§ **Task statement**
Across the records below, count every line that contains the string "фігури", then report the count alone.

[Dataset entries]
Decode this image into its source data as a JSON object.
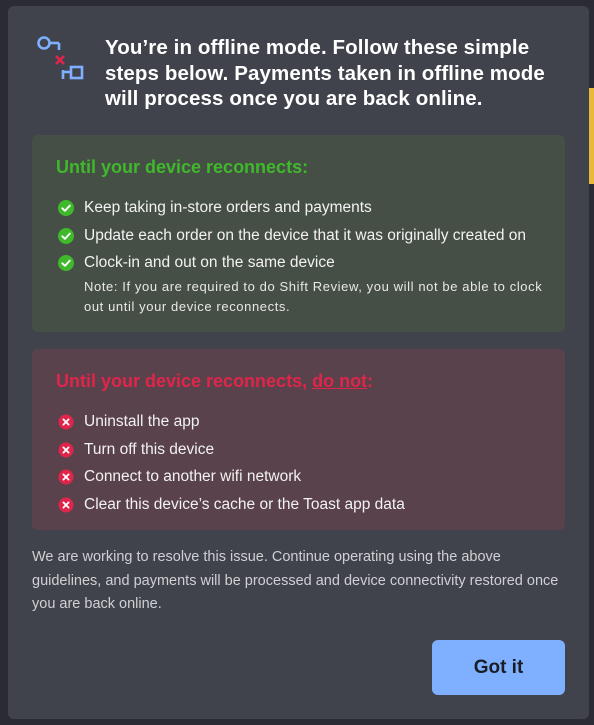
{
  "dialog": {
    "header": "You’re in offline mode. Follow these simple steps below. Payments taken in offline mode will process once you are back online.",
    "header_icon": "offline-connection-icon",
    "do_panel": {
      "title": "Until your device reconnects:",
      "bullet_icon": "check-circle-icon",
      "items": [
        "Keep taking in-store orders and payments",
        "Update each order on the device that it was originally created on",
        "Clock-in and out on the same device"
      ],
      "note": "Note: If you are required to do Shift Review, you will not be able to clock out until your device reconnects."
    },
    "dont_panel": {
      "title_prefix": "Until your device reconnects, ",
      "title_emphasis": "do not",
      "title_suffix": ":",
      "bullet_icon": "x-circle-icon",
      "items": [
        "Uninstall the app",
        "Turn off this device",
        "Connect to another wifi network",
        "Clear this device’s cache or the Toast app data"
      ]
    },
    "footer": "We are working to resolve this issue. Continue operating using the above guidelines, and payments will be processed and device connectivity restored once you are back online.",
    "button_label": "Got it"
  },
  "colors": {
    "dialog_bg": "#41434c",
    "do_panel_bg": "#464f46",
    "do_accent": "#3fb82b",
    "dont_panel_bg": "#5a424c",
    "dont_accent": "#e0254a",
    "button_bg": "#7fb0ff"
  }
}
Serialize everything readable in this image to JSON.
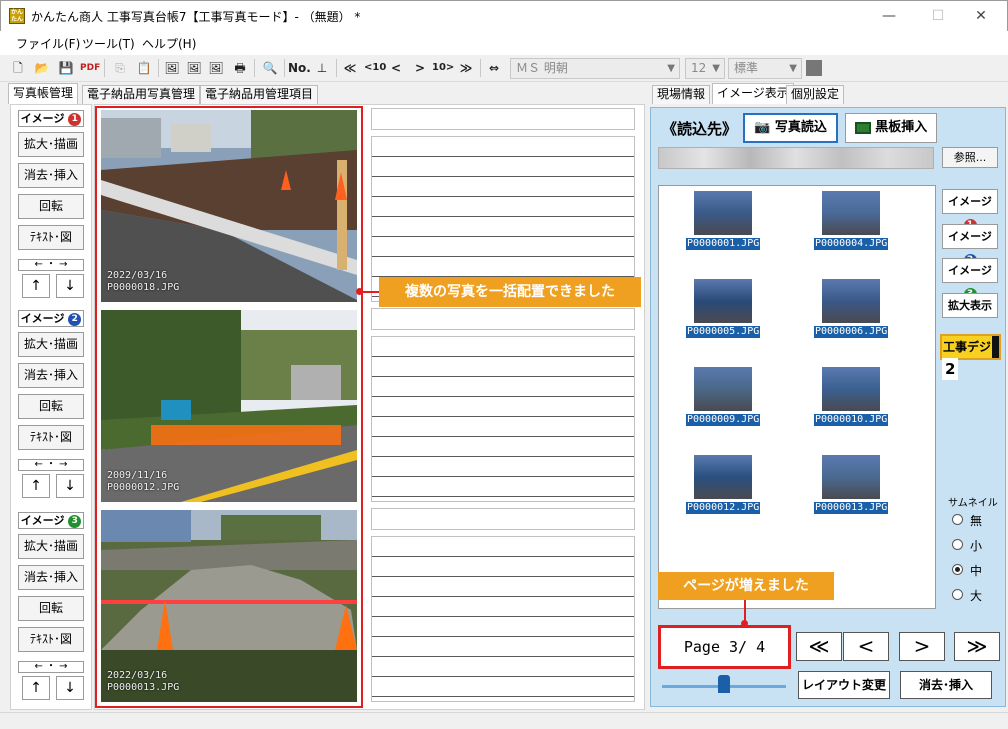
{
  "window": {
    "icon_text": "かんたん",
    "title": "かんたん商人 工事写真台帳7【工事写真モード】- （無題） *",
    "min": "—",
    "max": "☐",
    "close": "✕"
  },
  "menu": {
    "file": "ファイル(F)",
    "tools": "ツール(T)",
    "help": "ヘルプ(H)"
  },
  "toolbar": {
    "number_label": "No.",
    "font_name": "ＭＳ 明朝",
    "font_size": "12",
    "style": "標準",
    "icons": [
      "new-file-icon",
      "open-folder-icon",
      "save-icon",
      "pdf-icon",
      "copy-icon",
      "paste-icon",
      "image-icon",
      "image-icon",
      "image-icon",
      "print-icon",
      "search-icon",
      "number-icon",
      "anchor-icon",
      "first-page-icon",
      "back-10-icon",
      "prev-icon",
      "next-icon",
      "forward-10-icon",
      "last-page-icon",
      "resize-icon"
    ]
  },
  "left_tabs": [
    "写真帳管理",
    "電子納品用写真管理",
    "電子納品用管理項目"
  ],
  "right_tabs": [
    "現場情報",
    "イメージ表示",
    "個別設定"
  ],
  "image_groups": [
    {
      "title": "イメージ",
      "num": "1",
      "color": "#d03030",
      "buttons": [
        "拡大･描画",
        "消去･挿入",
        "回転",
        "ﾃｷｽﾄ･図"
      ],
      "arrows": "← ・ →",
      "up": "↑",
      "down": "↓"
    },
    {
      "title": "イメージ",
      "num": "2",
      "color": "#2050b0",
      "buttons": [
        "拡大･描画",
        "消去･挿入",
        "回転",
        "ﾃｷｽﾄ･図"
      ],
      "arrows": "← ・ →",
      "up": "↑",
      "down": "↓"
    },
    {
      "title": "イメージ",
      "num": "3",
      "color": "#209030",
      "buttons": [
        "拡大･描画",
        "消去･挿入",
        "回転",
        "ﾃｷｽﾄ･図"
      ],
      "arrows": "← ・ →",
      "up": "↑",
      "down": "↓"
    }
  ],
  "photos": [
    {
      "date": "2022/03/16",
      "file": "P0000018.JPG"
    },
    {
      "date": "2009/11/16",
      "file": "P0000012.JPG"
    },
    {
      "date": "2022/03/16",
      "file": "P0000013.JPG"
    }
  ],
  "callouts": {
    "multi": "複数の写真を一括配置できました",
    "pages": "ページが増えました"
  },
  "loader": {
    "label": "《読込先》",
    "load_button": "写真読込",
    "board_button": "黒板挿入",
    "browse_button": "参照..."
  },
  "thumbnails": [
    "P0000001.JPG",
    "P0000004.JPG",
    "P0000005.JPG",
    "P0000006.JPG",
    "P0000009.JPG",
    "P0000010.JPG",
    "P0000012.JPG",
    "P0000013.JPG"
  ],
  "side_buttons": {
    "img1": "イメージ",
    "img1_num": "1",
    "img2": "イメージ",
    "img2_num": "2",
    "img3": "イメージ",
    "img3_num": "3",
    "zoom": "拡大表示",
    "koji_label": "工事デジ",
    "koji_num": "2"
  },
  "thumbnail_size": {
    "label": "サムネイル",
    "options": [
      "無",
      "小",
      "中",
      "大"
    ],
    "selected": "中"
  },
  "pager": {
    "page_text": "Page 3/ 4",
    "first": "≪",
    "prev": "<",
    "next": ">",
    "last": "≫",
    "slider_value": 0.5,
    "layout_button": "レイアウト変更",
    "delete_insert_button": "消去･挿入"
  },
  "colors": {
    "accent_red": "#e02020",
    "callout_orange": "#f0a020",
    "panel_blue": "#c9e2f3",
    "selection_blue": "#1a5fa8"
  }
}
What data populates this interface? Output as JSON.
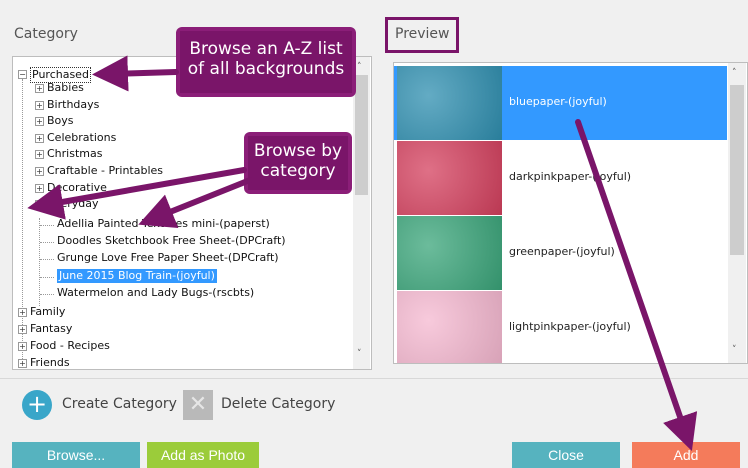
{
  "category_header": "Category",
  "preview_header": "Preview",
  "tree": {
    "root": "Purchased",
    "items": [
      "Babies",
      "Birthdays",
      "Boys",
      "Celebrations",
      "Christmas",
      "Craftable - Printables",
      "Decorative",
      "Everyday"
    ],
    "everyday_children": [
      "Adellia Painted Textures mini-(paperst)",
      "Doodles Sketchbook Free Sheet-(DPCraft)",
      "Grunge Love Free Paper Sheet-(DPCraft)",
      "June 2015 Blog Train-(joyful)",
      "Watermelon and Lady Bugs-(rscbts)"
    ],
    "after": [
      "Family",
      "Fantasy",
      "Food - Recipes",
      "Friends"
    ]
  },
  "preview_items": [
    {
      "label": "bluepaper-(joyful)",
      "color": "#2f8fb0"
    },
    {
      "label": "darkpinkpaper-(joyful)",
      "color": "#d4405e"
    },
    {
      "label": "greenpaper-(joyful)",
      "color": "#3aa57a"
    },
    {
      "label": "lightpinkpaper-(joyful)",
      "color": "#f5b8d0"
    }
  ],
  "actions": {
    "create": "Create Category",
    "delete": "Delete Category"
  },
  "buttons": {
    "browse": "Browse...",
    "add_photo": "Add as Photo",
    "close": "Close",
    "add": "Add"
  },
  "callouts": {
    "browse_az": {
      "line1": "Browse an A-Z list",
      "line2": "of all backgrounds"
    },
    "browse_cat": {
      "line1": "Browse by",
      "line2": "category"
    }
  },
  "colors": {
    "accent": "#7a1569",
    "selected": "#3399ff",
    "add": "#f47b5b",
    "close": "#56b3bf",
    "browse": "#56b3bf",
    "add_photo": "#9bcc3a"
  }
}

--

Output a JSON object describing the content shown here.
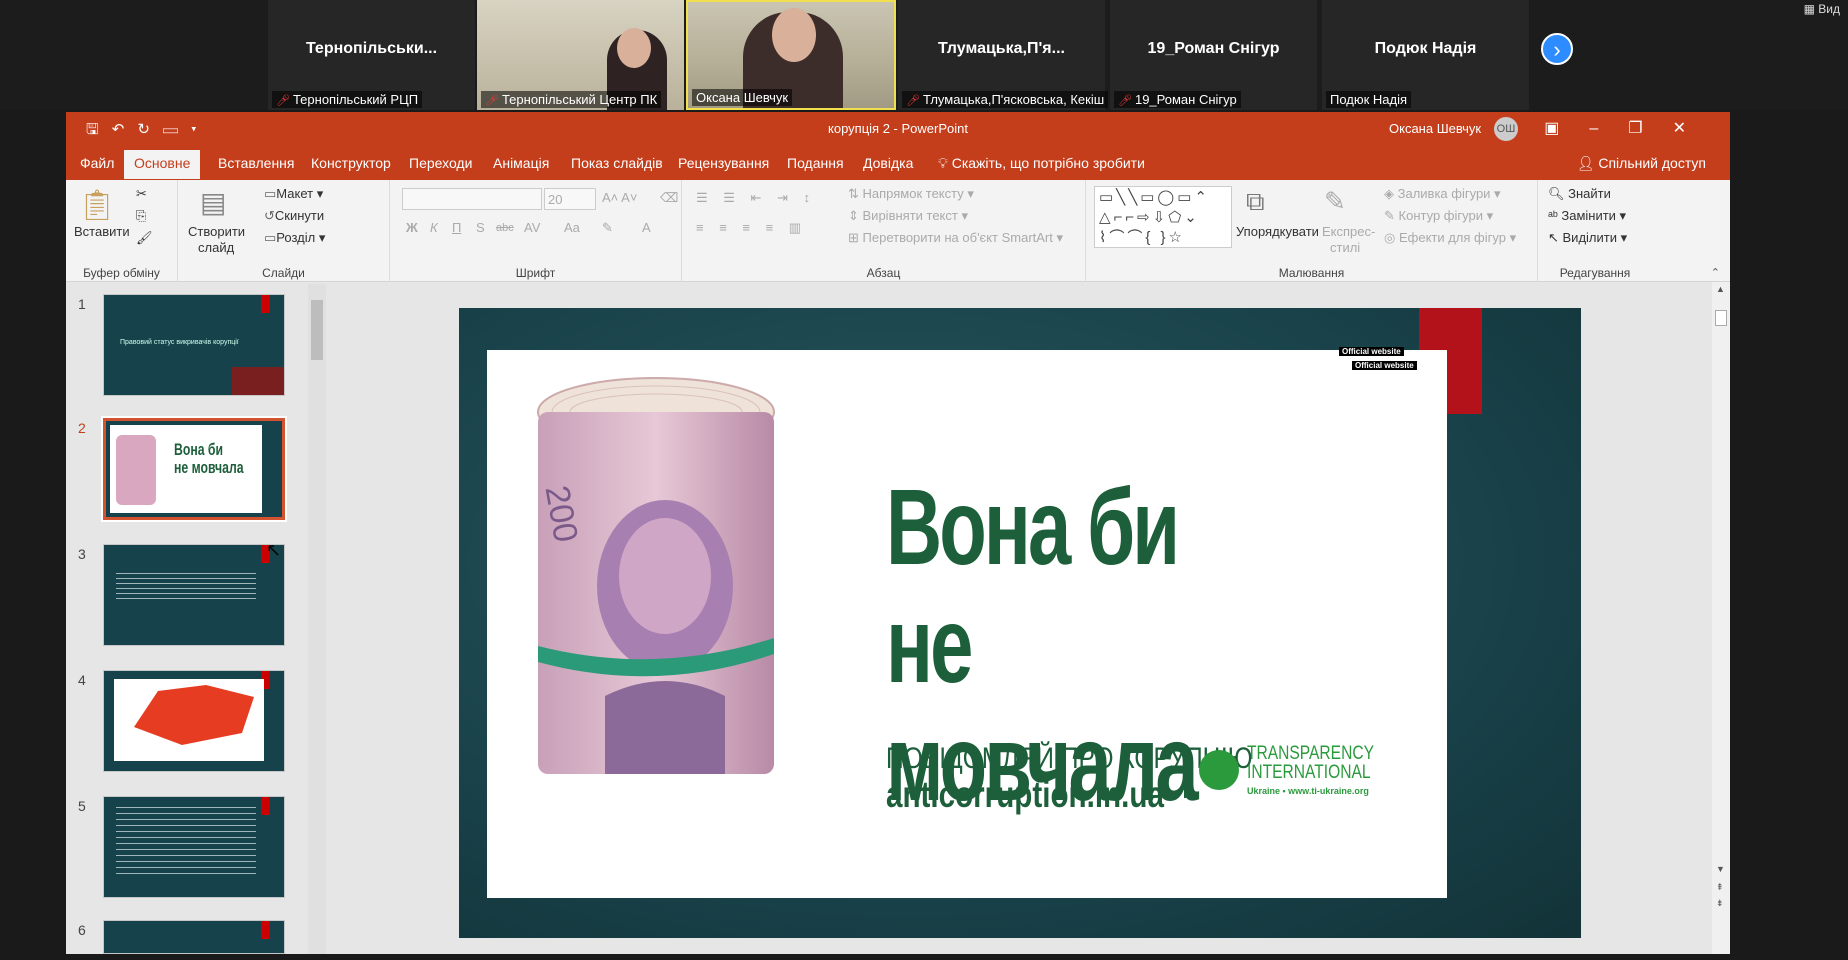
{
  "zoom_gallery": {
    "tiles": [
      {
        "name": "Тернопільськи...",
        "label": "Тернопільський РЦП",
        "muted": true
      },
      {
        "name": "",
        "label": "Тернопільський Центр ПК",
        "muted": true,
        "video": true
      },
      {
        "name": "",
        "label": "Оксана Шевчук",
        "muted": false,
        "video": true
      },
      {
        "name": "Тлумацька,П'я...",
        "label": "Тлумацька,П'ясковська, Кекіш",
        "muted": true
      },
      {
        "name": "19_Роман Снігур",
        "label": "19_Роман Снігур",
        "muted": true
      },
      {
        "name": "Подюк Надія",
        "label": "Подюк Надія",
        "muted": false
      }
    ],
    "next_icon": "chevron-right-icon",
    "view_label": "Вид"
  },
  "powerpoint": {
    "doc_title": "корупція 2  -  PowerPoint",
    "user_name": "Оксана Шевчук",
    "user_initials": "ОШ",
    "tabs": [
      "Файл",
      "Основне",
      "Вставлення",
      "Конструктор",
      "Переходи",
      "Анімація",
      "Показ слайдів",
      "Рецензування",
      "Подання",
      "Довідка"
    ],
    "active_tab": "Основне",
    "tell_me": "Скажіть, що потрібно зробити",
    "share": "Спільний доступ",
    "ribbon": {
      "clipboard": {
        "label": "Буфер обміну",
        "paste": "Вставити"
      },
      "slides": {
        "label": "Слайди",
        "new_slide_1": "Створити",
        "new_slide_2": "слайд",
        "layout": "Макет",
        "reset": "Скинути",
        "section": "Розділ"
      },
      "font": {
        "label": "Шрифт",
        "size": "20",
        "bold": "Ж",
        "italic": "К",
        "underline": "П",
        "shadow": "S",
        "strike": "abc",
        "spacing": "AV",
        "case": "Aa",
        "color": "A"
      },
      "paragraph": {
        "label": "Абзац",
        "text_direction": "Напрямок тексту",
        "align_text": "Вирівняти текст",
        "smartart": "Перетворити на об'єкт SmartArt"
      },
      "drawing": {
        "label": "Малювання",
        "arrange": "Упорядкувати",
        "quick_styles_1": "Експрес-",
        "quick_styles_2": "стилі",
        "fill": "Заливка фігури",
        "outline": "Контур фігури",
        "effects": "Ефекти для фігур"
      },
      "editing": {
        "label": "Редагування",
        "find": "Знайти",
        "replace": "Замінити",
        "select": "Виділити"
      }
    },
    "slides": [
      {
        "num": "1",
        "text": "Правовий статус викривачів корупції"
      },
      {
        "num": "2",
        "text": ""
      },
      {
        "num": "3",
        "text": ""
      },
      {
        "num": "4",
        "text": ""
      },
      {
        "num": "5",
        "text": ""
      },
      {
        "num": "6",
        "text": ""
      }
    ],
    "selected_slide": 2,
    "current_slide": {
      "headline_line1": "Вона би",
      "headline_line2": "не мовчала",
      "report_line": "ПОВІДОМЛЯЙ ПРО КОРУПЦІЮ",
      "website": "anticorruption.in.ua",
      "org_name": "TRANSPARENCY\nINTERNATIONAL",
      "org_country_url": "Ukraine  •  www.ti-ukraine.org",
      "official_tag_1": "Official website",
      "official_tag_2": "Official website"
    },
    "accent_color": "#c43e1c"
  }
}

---

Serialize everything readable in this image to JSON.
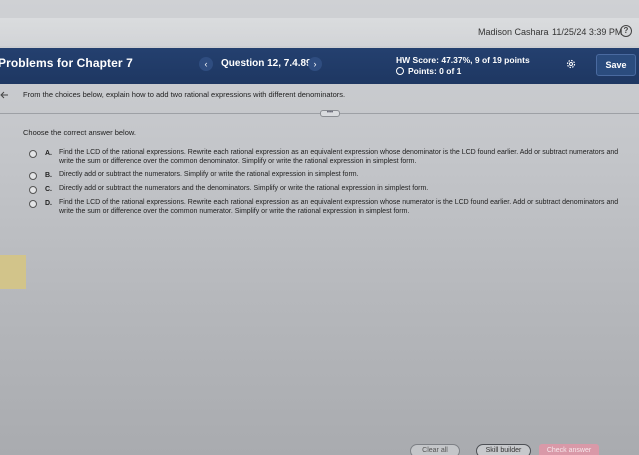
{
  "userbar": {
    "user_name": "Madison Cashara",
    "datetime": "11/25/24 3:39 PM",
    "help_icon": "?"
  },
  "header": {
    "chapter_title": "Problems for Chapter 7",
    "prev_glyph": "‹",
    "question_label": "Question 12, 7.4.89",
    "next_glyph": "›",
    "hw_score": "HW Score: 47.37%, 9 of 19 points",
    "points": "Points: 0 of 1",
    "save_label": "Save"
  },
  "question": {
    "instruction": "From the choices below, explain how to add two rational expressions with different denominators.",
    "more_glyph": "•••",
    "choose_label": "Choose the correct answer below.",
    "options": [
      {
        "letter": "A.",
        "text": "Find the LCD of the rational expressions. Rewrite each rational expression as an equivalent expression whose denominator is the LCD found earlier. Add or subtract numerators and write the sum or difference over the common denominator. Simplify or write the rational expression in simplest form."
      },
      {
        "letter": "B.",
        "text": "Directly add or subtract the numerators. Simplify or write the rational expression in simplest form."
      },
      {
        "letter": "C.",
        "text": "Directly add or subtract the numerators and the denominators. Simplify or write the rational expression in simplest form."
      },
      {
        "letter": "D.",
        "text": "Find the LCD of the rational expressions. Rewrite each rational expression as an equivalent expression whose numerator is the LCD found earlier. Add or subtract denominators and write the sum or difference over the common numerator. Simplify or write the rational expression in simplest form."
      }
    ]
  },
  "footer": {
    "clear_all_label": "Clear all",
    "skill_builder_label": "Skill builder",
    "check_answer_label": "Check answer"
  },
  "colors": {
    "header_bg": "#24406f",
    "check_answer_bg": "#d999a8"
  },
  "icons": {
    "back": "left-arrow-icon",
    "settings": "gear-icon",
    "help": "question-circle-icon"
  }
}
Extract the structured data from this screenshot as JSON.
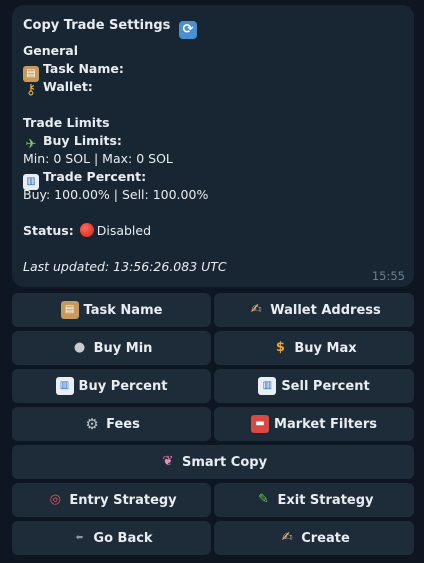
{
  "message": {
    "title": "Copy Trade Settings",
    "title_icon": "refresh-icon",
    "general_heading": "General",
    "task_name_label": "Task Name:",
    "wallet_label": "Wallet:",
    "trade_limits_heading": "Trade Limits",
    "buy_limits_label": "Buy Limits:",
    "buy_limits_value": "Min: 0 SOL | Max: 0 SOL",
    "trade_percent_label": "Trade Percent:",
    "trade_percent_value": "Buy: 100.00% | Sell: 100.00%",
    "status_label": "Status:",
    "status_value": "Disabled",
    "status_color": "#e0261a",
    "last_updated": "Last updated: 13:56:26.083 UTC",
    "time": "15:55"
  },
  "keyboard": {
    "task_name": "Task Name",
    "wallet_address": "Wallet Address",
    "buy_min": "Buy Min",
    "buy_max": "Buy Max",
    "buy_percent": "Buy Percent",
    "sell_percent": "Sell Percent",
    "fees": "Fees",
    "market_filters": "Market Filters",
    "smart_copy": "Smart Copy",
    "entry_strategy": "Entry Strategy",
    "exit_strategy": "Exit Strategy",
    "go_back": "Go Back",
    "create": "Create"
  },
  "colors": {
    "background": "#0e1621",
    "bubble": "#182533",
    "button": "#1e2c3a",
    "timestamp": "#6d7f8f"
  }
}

§ **Task answer**
2